ABANO TERME, ITALY--Despite crippling budgetary shortfalls, Russia's planetary exploration program is hoping to get at least one mission off the ground in the next few years. Speaking here yesterday at the 31st meeting of the American Astronomical Society's Division of Planetary Sciences, Mikhail Marov of the Keldysh Institute of Applied Mathematics in Moscow unveiled detailed plans for a mission to return a rock sample from Phobos, Mars's largest moon. But the mission could be no more than a pipe dream unless Keldysh researchers raise money from international partners or private sources.
Russia hopes to succeed in a try for Phobos where its predecessor, the Soviet Union, failed: In the late 1980s, two giant Soviet landers sent to Phobos failed, one due to human error, the other due to a computer failure. Calamity struck Russian space science several years later, when the Mars 96 spacecraft exploded shortly after launch. To many, the Mars debacle sounded a death knell for Russian space science (Science, 20 June 1997, p. 1780).
Whether the new Phobos probe emerges like a Phoenix from the ashes may depend on just how big--and expensive--a bird it is. "We've learned a lot from these experiences," says Marov, such as coming up with a simple design that could be used for a variety of missions in the solar system. And rather than go with a pricey Proton rocket, Keldysh plans to launch the mission as early as December 2004 on a cheap Soyuz-type rocket.

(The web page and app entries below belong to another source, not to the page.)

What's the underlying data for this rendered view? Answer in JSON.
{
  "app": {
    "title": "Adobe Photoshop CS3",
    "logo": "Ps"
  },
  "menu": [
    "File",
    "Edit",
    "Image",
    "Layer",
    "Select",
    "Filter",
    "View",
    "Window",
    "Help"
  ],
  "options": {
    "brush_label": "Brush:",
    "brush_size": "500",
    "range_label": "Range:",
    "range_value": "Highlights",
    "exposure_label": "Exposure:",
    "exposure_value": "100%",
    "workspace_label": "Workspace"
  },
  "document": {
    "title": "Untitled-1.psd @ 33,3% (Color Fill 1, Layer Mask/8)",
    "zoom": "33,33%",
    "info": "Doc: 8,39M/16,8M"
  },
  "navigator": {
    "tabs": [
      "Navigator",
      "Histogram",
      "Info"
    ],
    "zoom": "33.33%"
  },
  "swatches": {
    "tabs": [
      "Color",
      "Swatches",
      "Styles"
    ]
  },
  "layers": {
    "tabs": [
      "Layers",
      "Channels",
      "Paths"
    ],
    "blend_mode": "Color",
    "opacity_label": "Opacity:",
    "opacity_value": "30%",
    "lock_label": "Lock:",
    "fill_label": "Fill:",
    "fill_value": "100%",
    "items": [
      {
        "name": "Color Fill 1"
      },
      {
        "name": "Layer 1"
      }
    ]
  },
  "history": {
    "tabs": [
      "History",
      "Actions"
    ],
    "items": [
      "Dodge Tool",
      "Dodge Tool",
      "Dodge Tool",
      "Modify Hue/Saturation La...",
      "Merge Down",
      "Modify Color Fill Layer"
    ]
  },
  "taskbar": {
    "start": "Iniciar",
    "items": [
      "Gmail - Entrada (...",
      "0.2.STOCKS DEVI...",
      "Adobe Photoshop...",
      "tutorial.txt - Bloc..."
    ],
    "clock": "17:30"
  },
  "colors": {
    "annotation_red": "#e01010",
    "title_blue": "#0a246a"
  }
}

Using an ion engine comparable to the one now powering NASA's Deep Space 1 probe, the 2-ton craft would reach Phobos in 28 months, land on its surface, and take pictures. Then the probe will drill more than a meter deep into the surface and extract a few hundred grams of samples that it will bring back to Earth in April 2008. It would be the first mission to bring back a sample from a satellite other than our own moon.
Although Russia has had a Phobos sample return mission on the books for years, most experts had presumed the project dead--or at least dormant--considering that the scant money in Russia available for space science is being gobbled up by the International Space Station. But Marov says the mission could be undertaken for as little as $120 million--"less than most of NASA's Discovery and New Millennium space missions." Teaming up with NASA or the European Space Agency might be one way to get the mission going, he says. Another way would be to gin up support from the private sector.
Rich Terrile of NASA's Jet Propulsion Laboratory in Pasadena, California, doubts whether the mission Marov and his colleagues envision will receive the funding it needs. "These people have trouble getting their salaries," he says. And NASA's current Mars exploration program doesn't leave any room for a new mission together with the Russians, says Terrile.